If you’re coming home to chewed shoes, cupboards flung open and contents strewn around, or complaints from neighbours about your pet making too much noise, it could be that they are suffering from anxiety.
Unlike boredom, which normally occurs hours after you’ve left, separation anxiety manifests immediately. But you can keep your pet comforted and entertained with the following ideas:
Perfect the exit
Practise leaving for a short time, says veterinarian Jeff Werber. Increase the length of your absences and your pet will learn that you will always return.
Wear them out
Exercise will help your furry friends sleep so they don’t worry when you’re gone, explains dog behaviourist Patricia Bentz.
Remove reminders of you
A ball or leash will remind a pet of her owner, setting off a wave of anxiety, so keep visible signs of your fun times together out of sight, says Werber.
Block out distractions
If Fido goes beserk at the sight of a courier on your doorstep, close the curtains to block the view. If your pet paces or vocalises at the sounds coming from the house next door, try combatting the sound with background noise like music or TV.
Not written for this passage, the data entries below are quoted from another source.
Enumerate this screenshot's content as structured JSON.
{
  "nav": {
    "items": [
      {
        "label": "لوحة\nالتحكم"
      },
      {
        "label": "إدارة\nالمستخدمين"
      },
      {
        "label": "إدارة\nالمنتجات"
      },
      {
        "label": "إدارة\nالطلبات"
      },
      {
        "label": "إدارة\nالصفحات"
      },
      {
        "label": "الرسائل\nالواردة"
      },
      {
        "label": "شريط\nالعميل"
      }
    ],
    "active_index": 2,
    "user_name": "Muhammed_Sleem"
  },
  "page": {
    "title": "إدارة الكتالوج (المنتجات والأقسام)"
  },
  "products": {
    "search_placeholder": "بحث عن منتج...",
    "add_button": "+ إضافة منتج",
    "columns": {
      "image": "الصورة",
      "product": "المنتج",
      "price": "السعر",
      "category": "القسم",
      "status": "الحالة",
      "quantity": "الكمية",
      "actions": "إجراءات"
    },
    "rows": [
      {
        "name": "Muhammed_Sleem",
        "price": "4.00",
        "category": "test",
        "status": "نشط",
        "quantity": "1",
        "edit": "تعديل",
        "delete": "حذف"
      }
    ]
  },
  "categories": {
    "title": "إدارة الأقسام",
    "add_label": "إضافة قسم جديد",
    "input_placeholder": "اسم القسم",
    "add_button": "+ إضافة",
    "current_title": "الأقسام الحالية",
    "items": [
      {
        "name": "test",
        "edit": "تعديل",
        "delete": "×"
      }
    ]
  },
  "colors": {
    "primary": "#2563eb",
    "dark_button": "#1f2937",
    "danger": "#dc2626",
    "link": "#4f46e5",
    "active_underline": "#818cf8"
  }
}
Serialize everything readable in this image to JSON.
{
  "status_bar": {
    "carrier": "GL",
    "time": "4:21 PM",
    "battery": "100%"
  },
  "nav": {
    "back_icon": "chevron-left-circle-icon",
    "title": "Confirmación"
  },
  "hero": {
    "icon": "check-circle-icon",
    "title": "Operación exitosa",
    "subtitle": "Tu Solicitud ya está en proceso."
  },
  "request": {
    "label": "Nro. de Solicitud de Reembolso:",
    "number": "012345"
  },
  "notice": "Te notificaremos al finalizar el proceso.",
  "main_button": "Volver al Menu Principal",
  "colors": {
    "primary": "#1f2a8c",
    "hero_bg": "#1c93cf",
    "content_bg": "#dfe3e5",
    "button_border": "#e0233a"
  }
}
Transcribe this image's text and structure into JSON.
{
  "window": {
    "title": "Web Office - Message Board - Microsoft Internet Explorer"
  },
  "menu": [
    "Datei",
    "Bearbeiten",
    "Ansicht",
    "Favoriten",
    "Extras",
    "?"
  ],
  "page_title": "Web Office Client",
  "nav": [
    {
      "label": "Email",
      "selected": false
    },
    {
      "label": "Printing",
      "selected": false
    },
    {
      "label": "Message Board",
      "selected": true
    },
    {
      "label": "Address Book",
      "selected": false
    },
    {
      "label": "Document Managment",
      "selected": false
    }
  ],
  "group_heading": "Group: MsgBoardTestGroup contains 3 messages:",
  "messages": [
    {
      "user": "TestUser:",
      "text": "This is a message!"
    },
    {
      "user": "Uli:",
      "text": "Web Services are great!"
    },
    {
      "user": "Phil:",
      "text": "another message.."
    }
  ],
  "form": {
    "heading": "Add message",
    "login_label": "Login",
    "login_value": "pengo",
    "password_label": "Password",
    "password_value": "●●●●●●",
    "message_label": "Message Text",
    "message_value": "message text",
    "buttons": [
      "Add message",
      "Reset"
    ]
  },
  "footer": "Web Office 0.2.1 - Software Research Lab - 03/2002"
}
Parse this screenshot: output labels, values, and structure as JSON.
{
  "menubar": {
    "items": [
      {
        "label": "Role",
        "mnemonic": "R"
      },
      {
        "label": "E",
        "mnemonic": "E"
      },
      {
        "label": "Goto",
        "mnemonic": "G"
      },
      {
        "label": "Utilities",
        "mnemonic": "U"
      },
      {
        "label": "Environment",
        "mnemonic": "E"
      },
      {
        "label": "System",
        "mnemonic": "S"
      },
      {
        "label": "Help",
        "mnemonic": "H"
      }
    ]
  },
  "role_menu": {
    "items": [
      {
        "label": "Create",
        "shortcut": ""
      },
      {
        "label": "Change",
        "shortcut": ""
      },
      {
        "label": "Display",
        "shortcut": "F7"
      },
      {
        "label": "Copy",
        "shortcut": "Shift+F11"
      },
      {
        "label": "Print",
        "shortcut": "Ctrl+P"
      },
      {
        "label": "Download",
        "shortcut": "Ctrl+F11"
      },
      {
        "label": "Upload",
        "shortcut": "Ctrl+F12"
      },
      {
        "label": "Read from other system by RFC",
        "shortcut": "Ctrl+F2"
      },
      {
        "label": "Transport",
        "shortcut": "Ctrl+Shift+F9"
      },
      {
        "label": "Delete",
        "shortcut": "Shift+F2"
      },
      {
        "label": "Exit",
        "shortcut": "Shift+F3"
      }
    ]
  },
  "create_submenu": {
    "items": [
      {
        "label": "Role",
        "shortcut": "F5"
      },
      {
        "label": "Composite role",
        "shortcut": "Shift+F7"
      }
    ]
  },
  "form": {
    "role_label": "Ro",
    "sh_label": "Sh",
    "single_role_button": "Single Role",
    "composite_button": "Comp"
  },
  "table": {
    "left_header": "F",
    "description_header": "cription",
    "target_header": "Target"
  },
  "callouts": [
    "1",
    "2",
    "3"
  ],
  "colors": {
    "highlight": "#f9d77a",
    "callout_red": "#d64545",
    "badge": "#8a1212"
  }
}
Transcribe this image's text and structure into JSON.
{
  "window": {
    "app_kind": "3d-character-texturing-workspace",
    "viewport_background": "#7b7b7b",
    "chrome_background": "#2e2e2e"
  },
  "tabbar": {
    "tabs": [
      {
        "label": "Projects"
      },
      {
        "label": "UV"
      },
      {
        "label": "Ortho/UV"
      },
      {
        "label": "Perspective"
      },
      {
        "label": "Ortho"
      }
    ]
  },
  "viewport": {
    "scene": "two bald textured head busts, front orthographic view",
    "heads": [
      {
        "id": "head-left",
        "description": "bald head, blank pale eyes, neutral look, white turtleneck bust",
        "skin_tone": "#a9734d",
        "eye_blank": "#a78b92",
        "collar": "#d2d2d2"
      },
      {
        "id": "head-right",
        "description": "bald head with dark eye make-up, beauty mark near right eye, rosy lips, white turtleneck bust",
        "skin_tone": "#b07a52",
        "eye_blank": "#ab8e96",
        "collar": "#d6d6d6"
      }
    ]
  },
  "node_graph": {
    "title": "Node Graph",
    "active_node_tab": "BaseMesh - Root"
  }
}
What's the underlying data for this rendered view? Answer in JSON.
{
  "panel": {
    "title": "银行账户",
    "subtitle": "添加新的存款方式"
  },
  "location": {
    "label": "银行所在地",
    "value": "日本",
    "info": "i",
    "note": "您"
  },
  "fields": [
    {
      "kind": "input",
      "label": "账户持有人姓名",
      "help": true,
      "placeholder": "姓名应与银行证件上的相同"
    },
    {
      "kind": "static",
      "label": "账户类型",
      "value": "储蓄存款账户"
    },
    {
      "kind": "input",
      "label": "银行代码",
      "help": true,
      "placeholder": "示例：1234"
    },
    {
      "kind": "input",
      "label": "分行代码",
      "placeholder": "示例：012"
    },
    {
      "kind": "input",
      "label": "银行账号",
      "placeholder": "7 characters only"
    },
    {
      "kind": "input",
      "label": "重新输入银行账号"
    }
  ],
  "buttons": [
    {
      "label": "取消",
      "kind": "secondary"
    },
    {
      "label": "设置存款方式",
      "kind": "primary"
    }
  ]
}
Build in entertainment
Well-secured fish tanks or computer screens depicting birds are good distractions for cats, says Werber. Keep dogs amused with puzzles, a variety of bones, or a chew toy stuffed with treats.
Use calming scents
Dog-appeasing pheromones, the scent a mother dog gives off, are available in collars and other devices and are available from many pet stores.
Retraining your pet is a gradual process and you need to be patient with them. If you reach a point, though, where their anxiety is still severe, ask your vet about prescription medicines. They’re not always meant for long-term use, but combined with behaviour modification, these meds can help your pet learn to cope with being left alone.